_What is required_
Word for word, output the data that follows.
+---+
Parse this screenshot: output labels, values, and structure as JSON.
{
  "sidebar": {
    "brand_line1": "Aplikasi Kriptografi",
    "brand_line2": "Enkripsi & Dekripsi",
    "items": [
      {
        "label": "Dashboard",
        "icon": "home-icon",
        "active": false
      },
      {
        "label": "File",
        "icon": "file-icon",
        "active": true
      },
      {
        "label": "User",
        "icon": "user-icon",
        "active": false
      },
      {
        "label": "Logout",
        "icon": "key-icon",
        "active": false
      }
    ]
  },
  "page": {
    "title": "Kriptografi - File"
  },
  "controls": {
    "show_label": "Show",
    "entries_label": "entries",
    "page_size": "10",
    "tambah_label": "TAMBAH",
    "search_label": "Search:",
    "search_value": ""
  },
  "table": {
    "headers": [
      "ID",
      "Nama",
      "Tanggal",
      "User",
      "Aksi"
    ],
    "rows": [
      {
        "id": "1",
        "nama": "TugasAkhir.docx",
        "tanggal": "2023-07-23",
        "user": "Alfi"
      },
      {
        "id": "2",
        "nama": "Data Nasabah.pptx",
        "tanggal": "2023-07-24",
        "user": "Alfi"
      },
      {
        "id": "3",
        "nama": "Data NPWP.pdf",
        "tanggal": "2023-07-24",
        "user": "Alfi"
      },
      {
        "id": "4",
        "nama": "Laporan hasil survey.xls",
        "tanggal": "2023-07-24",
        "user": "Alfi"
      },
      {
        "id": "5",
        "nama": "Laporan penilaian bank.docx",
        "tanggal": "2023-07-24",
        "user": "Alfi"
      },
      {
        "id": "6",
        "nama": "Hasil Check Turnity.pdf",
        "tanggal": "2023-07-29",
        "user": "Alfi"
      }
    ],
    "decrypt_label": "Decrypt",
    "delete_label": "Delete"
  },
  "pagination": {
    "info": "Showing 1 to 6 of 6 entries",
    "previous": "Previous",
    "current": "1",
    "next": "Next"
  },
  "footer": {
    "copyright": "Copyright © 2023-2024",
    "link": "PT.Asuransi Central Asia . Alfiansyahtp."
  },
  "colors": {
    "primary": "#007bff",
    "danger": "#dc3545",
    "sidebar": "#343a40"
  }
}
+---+
_Answer to the exercise_
Parse this screenshot: output labels, values, and structure as JSON.
{
  "sidebar": {
    "brand_line1": "Aplikasi Kriptografi",
    "brand_line2": "Enkripsi & Dekripsi",
    "items": [
      {
        "label": "Dashboard",
        "icon": "home-icon",
        "active": false
      },
      {
        "label": "File",
        "icon": "file-icon",
        "active": true
      },
      {
        "label": "User",
        "icon": "user-icon",
        "active": false
      },
      {
        "label": "Logout",
        "icon": "key-icon",
        "active": false
      }
    ]
  },
  "page": {
    "title": "Kriptografi - File"
  },
  "controls": {
    "show_label": "Show",
    "entries_label": "entries",
    "page_size": "10",
    "tambah_label": "TAMBAH",
    "search_label": "Search:",
    "search_value": ""
  },
  "table": {
    "headers": [
      "ID",
      "Nama",
      "Tanggal",
      "User",
      "Aksi"
    ],
    "rows": [
      {
        "id": "1",
        "nama": "TugasAkhir.docx",
        "tanggal": "2023-07-23",
        "user": "Alfi"
      },
      {
        "id": "2",
        "nama": "Data Nasabah.pptx",
        "tanggal": "2023-07-24",
        "user": "Alfi"
      },
      {
        "id": "3",
        "nama": "Data NPWP.pdf",
        "tanggal": "2023-07-24",
        "user": "Alfi"
      },
      {
        "id": "4",
        "nama": "Laporan hasil survey.xls",
        "tanggal": "2023-07-24",
        "user": "Alfi"
      },
      {
        "id": "5",
        "nama": "Laporan penilaian bank.docx",
        "tanggal": "2023-07-24",
        "user": "Alfi"
      },
      {
        "id": "6",
        "nama": "Hasil Check Turnity.pdf",
        "tanggal": "2023-07-29",
        "user": "Alfi"
      }
    ],
    "decrypt_label": "Decrypt",
    "delete_label": "Delete"
  },
  "pagination": {
    "info": "Showing 1 to 6 of 6 entries",
    "previous": "Previous",
    "current": "1",
    "next": "Next"
  },
  "footer": {
    "copyright": "Copyright © 2023-2024",
    "link": "PT.Asuransi Central Asia . Alfiansyahtp."
  },
  "colors": {
    "primary": "#007bff",
    "danger": "#dc3545",
    "sidebar": "#343a40"
  }
}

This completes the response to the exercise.